“We’ve verified that this attack works against C, C++, C#, JavaScript, Java, Rust, Go, and Python, and suspect that it will work against most other modern languages,” Ross Anderson, one of the two researchers behind the Trojan Source technique, explained in a blog post published earlier today.

In addition to code compilers, Anderson and his colleague Nicholas Boucher said that several code editors and source code hosting services were also found to be vulnerable [see table below].

Besides the BiDi-related attack, the two researchers also discovered that source code compilers were also vulnerable to a second issue, known as a homoglyph attack — where classic Latin letters are replaced with lookalike characters from other Unicode family sets (alphabets).

Researchers said this second attack could be used to create two different functions that look the same in the eyes of a code reviewer but are actually different from one another.

Anderson and Boucher argued that an attacker could use a dependency or a plugin to define the homoglyph function outside the app’s main codebase and add malicious code to a project without the maintainer’s knowledge.

Since much of today’s coding processes rely on contributions from a team of multiple developers, the Cambridge researchers argued that it was important for code compilers and code editors to detect BiDi and homoglyph characters and signal to human code reviewers that non-standard Unicode glyphs are being used in source code — typically written in the Latin character set.

The two researchers said they gave all the affected parties a 99-day embargo to fix the two attacks in their tools before they published details about Trojan Source attack earlier today.

At the time of writing, the team behind the official Rust compiler has released a security update to fix both attacks — tracked as CVE-2021-42574 (the BiDi attack) and CVE-2021-42694 (the homoglyph attack). Other fixes are expected in the coming days.

Additional details about the Trojan Source attacks are available on a dedicated website. Proof-of-concept code is available on GitHub.

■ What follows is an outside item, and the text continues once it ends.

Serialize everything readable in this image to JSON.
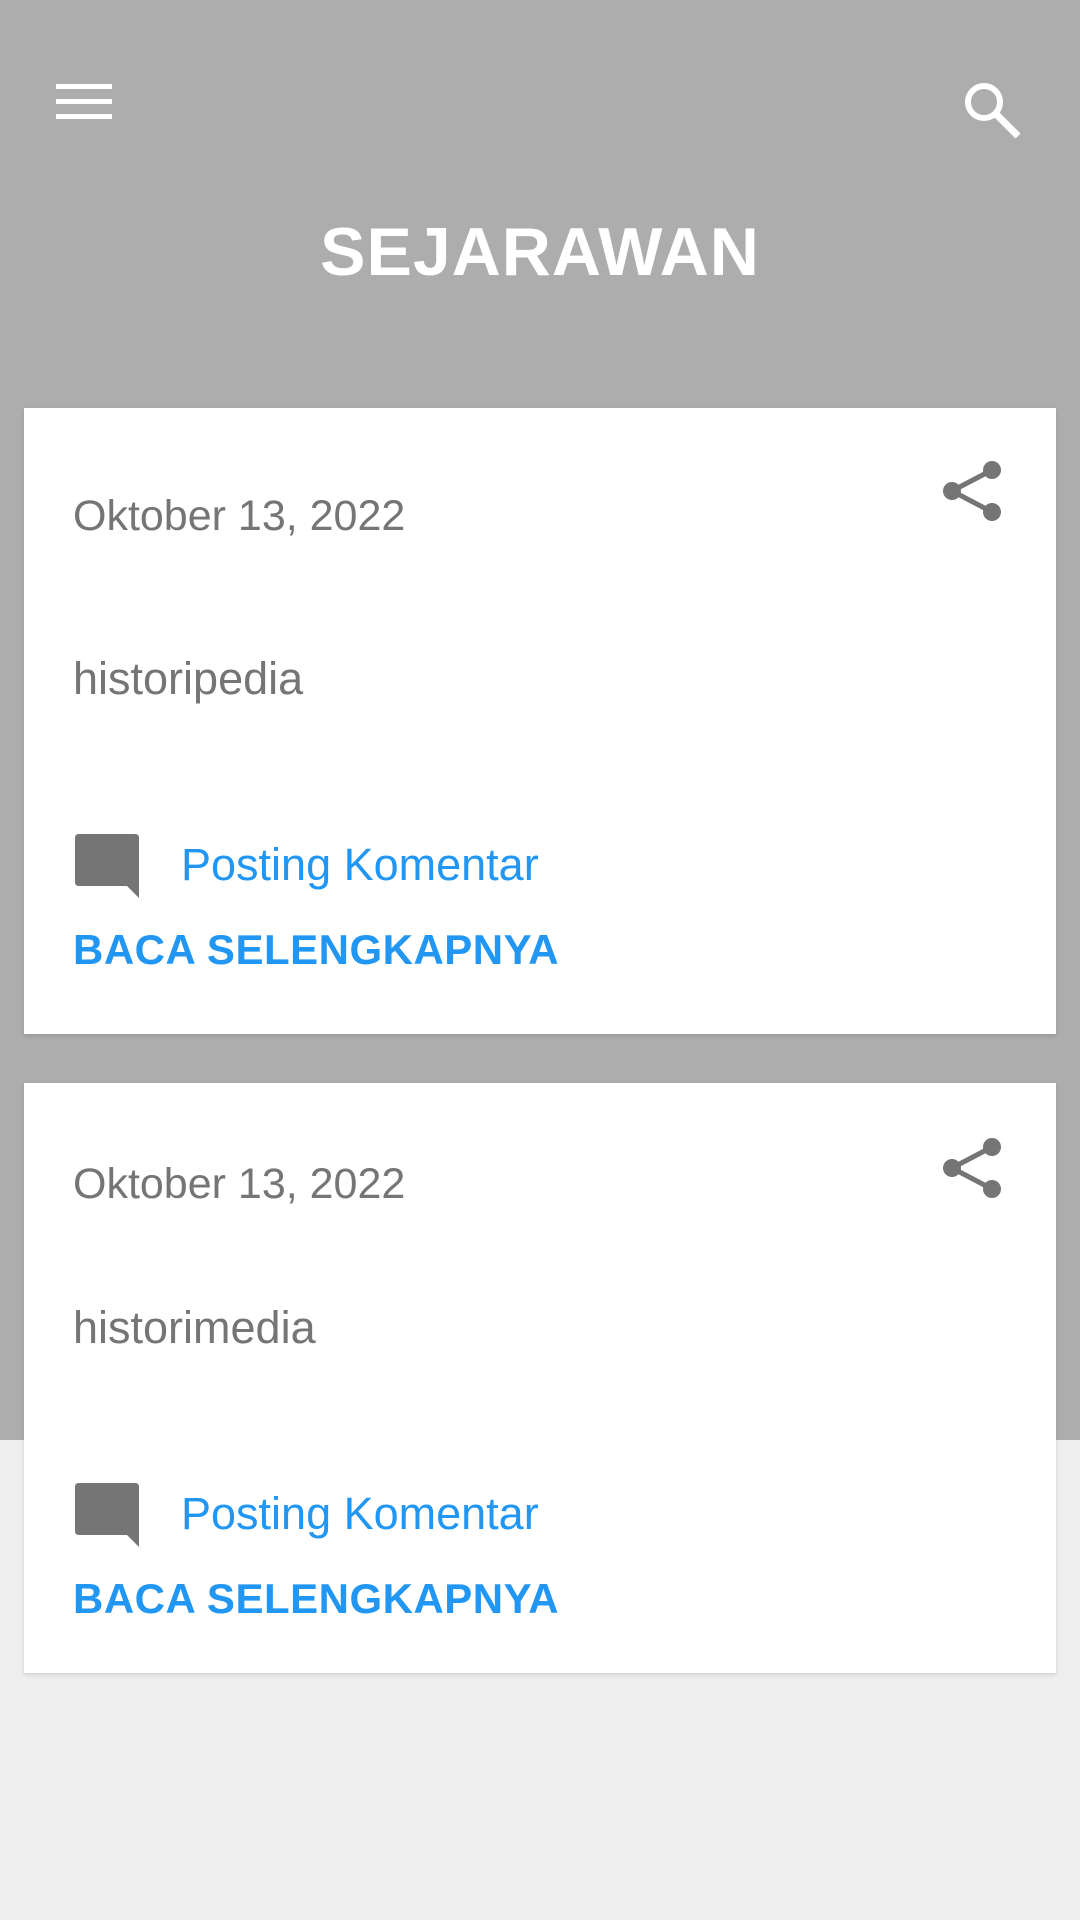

The post New Trojan Source attack impacts compilers for most programming languages appeared first on The Record by Recorded Future.

Source: Read More (The Record by Recorded Future)

You might be interested in …

Daily NCSC-FI news followup 2020-11-11

Play Store identified as main distribution vector for most Android malware www.zdnet.com/article/play-store-identified-as-main-distribution-vector-for-most-android-malware The official Google Play Store has been identified as the primary source of malware installs on Android devices in a recent academic study considered the largest one of its kind carried out to date. Lisäksi: arxiv.org/pdf/2010.10088.pdf Facebook link preview feature used as a […]

Read More

[ThreatPost] 5 Tips for Achieving Better Cybersecurity Risk Management

All posts, ThreatPost

Casey Ellis, founder, CTO and chairman of Bugcrowd, discusses a roadmap for lowering risk from cyberattacks most effectively. Source: Read More (Threatpost)

Read More

Daily NCSC-FI news followup 2019-08-22

TechCrunch: T-Mobile hit by hours-long nationwide outage techcrunch.com/2019/08/21/t-mobile-outage/ Viranomaissivustot toimivat taas, iltapäivän palvelunestohyökkäys ohi “Palvelunestohyökkääjä löytänyt aivan uudenlaisen tavan päästä läpi” yle.fi/uutiset/3-10934147 Palvelunestohyökkäys kohdistui muun muassa poliisin ja hätäkeskuksen verkkopalveluihin. Fonectalla laaja tietovuoto: Tavallisella käyttäjä­tunnuksella on päässyt käsiksi ainakin 150 000 ihmisen arka­luontoisiin henkilö­tietoihin www.hs.fi/kotimaa/art-2000006212884.html Yrityksille ja järjestöille tarkoitetussa asiakasrekisteripalvelussa yksi tavallisen käyttäjätunnuksen omistaja on […]

Read More